┌────────
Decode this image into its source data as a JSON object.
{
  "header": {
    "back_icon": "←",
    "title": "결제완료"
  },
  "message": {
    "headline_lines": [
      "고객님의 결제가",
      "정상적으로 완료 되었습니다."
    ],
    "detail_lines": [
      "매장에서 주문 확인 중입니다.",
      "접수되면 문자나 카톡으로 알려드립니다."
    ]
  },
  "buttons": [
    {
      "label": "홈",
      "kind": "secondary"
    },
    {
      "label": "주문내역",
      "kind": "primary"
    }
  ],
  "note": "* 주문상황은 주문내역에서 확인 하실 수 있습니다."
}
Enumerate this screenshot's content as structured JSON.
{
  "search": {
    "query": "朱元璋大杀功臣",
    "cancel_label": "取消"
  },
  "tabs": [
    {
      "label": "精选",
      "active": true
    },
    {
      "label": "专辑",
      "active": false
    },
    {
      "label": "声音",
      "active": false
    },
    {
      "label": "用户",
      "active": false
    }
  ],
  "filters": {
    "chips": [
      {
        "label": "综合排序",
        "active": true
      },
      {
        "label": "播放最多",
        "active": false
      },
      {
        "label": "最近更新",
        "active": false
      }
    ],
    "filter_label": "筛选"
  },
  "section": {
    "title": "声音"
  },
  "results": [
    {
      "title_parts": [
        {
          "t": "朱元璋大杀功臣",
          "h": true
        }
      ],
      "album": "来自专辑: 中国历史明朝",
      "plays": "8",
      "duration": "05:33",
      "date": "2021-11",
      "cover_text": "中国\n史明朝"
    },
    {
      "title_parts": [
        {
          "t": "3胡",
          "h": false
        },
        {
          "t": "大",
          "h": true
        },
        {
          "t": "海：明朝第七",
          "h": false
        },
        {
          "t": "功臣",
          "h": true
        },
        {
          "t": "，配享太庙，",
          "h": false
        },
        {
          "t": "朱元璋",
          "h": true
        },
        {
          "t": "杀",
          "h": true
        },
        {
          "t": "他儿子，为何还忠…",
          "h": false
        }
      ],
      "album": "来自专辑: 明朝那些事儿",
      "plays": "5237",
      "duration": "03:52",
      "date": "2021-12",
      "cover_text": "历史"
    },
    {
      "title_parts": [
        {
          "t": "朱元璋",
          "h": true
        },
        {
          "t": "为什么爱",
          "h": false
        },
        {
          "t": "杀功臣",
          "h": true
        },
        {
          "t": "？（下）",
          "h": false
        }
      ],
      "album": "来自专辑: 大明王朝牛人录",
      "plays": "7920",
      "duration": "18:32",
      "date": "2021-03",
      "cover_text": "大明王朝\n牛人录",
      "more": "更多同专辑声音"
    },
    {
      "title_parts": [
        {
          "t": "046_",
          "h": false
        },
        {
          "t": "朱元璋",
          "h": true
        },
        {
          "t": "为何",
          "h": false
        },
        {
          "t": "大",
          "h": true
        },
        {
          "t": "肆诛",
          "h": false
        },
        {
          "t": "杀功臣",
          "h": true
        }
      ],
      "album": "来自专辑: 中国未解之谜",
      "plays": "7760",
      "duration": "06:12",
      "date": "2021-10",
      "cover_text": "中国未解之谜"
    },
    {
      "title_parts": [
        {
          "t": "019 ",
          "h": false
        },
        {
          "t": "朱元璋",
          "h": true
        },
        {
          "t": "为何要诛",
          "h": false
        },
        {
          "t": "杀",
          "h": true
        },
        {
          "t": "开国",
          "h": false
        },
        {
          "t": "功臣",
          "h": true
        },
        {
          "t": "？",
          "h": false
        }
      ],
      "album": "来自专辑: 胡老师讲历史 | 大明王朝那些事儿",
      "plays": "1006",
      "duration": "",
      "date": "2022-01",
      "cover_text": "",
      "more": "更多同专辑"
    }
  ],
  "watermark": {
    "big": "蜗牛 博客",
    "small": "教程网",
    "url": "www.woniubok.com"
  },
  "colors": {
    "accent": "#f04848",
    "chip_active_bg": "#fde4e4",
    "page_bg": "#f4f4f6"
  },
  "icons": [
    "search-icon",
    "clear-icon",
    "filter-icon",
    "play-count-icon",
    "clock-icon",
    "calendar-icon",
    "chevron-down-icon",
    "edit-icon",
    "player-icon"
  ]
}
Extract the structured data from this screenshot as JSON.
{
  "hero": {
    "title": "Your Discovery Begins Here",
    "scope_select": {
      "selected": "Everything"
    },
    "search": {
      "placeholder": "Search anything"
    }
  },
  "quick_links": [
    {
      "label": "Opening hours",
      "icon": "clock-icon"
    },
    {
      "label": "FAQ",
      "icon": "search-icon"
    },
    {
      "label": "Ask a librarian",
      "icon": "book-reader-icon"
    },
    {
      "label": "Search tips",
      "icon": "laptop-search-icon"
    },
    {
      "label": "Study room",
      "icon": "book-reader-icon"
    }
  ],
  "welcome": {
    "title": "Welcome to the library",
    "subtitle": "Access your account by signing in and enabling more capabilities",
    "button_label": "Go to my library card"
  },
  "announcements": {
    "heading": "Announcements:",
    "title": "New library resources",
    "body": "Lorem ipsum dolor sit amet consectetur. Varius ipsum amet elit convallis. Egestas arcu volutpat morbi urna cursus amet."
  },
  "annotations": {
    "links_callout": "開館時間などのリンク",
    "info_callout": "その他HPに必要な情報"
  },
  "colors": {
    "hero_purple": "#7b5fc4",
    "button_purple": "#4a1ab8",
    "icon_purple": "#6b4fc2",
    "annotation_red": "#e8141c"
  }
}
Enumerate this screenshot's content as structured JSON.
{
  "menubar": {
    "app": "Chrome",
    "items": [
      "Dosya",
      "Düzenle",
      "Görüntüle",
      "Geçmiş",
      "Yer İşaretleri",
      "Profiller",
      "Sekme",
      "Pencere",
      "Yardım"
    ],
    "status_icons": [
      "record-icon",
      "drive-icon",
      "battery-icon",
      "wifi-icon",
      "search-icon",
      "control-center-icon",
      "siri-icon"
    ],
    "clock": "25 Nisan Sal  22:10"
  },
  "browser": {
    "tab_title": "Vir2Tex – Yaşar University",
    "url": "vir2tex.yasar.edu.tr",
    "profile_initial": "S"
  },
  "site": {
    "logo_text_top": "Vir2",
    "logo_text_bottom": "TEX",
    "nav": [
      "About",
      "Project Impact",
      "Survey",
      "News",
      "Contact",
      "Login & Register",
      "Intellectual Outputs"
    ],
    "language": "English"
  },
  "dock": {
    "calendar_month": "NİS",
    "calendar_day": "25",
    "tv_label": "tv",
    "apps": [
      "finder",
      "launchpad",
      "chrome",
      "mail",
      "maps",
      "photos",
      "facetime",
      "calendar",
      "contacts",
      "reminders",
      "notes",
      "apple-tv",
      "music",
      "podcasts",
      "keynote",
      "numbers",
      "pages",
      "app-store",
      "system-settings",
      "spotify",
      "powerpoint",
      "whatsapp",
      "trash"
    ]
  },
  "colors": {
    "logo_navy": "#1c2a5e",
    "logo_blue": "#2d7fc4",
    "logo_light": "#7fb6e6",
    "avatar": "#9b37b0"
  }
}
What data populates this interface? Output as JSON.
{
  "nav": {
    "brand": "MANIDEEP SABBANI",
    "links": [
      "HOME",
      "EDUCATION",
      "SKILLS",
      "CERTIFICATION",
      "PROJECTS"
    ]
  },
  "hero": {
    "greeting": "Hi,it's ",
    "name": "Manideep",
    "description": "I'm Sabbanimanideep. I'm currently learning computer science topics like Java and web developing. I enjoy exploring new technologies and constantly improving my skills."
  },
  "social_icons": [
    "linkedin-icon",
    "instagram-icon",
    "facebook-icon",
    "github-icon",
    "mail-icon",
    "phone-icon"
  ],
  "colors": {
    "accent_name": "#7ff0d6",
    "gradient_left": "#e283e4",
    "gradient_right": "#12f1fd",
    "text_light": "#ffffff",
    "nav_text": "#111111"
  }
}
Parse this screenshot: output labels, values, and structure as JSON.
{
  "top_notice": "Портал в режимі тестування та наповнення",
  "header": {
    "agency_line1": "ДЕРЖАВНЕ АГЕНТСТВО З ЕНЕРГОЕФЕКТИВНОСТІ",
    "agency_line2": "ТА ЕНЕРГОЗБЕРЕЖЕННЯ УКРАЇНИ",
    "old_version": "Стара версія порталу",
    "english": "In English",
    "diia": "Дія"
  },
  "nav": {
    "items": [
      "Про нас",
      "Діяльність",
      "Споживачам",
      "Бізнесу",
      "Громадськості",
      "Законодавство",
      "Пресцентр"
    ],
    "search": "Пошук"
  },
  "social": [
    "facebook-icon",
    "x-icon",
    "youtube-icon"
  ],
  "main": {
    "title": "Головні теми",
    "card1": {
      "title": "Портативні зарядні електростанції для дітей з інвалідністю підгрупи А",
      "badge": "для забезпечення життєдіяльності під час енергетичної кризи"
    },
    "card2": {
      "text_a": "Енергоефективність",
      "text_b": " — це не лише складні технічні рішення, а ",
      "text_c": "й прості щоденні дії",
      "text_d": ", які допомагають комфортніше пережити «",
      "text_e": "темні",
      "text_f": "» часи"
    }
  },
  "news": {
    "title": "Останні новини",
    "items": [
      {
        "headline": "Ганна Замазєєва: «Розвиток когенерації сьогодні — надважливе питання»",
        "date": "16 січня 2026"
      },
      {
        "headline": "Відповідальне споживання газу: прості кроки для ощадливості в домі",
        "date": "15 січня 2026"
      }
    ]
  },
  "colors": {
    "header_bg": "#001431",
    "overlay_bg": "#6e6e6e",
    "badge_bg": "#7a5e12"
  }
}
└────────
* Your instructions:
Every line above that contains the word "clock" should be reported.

* Result of the exercise:
    "clock-icon",
      "icon": "clock-icon"
    "clock": "25 Nisan Sal  22:10"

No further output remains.